Any commercial building or home should have the right interior decoration, and this often includes wood, or the appearance of it. Ever since the colonial days in North America, native hardwoods have proven popular for flooring, building houses and tools, and much more. Today, even with modern metals and plastics and more, wood still has a time-honored place in American construction. Hardwood floors are often a staple, but sometimes, there are alternatives that a homeowner or commercial building owner may prefer. One example is peel and stick paneling, and peel and stick paneling can create the charming appearance of wood without actually using any. In some cases, this may be more practical than real wooden floors or paneling, such as on top of concrete. Adhesive shiplap, stick on shiplap, and peel and stick wood wall planks are similar products that some building managers or homeowners may prefer as well. In what cases is peel and stick paneling the best option, or when might a homeowner prefer the real thing?
For reference, one may first consider real wooden floors, which are still a staple in construction, especially in homes. Wood has long since proved itself a fine construction material, and despite being entirely organic, it can last a long time if taken good care of. Wood issues can easily be avoided with proper care, and it has already been established that proper care can keep wood in good shape for centuries. Many historic buildings in North America, Europe, and Asia are still standing and contain a lot of wood. There is a very old, tall pagoda in China that is made of wood and still standing after all this time. American carpenters can make similar use of wood’s durability, and already, many historic American and Canadian buildings are still standing, wood and all. Wood factors into the larger interior design industry, since wood floors can be torn up and replaced with fresh planks if so desired. Today, the interior design industry makes some $10 billion every year, and this includes work on floors. Oak and cherry are common hardwoods in North America, and have been used since the colonial days to make houses, floorboards, and more. This may continue for many years, but there are some other options, too, such as peel and stick paneling. When is that preferred over real wood?
The Right Place For Peel and Stick Paneling

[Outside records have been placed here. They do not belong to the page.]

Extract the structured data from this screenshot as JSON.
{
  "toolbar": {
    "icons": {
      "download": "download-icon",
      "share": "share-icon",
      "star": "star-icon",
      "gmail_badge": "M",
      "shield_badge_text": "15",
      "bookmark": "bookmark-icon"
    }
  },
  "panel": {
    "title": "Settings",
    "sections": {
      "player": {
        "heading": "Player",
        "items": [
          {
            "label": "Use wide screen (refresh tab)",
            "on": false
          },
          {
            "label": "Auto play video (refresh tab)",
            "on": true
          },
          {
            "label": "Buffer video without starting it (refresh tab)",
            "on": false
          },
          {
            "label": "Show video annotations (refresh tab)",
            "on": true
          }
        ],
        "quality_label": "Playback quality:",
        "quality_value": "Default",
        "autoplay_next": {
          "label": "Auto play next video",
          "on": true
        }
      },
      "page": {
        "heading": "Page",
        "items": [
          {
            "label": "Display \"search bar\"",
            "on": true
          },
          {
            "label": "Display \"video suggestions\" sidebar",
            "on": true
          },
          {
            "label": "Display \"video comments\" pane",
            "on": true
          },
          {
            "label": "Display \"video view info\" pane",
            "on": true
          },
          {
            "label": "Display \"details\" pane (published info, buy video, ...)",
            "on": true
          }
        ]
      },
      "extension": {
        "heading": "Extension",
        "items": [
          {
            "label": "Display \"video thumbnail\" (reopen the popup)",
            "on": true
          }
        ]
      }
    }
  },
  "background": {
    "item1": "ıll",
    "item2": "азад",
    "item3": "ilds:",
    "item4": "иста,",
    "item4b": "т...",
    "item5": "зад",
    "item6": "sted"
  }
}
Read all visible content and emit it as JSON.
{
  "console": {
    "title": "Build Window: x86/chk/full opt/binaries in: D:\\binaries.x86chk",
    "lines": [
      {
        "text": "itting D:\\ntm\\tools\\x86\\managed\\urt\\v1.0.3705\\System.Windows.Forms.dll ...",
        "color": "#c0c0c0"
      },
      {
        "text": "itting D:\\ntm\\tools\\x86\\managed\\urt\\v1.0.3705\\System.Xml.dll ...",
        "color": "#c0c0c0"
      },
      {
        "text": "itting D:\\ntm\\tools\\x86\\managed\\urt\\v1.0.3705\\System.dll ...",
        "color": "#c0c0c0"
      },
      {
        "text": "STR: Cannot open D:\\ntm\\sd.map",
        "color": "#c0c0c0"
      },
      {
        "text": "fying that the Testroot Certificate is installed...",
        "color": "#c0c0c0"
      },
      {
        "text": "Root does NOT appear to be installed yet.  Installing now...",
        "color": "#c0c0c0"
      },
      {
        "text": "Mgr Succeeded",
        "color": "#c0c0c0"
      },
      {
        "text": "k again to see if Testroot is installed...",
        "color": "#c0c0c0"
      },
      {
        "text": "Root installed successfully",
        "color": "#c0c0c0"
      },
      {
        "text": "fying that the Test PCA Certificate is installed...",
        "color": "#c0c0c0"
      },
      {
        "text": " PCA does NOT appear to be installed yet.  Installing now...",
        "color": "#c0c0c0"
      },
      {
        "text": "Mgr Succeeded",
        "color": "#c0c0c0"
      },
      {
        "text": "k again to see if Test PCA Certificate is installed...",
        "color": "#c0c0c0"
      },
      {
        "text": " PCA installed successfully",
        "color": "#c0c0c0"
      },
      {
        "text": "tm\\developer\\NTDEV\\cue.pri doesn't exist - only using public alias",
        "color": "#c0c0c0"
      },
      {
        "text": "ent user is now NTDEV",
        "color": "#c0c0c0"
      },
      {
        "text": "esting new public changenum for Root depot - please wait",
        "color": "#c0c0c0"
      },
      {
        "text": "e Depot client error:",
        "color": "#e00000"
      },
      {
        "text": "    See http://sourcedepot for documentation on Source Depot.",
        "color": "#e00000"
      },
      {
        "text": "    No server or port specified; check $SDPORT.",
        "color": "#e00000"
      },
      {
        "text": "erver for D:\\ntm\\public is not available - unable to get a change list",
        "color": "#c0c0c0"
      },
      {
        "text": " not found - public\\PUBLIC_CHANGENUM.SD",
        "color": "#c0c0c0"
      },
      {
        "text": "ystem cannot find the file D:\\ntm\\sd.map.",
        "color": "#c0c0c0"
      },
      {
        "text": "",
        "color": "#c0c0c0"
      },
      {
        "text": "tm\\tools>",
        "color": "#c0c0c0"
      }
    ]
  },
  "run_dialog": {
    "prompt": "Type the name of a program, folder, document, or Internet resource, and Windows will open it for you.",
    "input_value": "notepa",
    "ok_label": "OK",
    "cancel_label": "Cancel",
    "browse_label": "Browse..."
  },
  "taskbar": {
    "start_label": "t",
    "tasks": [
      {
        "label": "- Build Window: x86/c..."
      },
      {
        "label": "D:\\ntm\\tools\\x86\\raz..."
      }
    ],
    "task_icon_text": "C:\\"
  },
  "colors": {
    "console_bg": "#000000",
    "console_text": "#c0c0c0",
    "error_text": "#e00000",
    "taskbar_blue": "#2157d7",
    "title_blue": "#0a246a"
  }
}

Many buildings or room types are known for their wooden surfaces and paneling, such as studies, bars, and more, but in other cases, a substitute, peel and stick paneling, is preferred. These peel and stick materials can afford a room or floor the appearance of wood without actually installing it, and there are a number of reason to do this. For one, a building may already have concrete floors for purposes of durability and expected traffic, and it may be much more money and trouble than it’s worth to replace concrete with wood. But many people are comforted by the sight of wooden floors under their feet, even just the appearance. So, many public buildings may soften the look of a lobby or other room with peel and stick paneling on the walls or floor. This may range from libraries to museums to office lobbies, and it can quickly make a room look classy and comforting.
A business may also invest in peel and stick paneling to make use of their temporary nature. Wood tends to be more permanent and is meant to be a long-term investment, and this is ideal in many cases. But other times, a public building manager may own a space for only a limited time, and they can use non-permanent items such as peel and stick paneling to modify the appearance of a room. Once the peel and stick paneling has served its purpose, it can be removed again, no mess or fuss involved. This can be attractive to many business owners or managers who will soon move out of the premises or who may update the peel and stick paneling look with a new one. Such false wood may come in a number of colors and other aesthetics as the owner likes.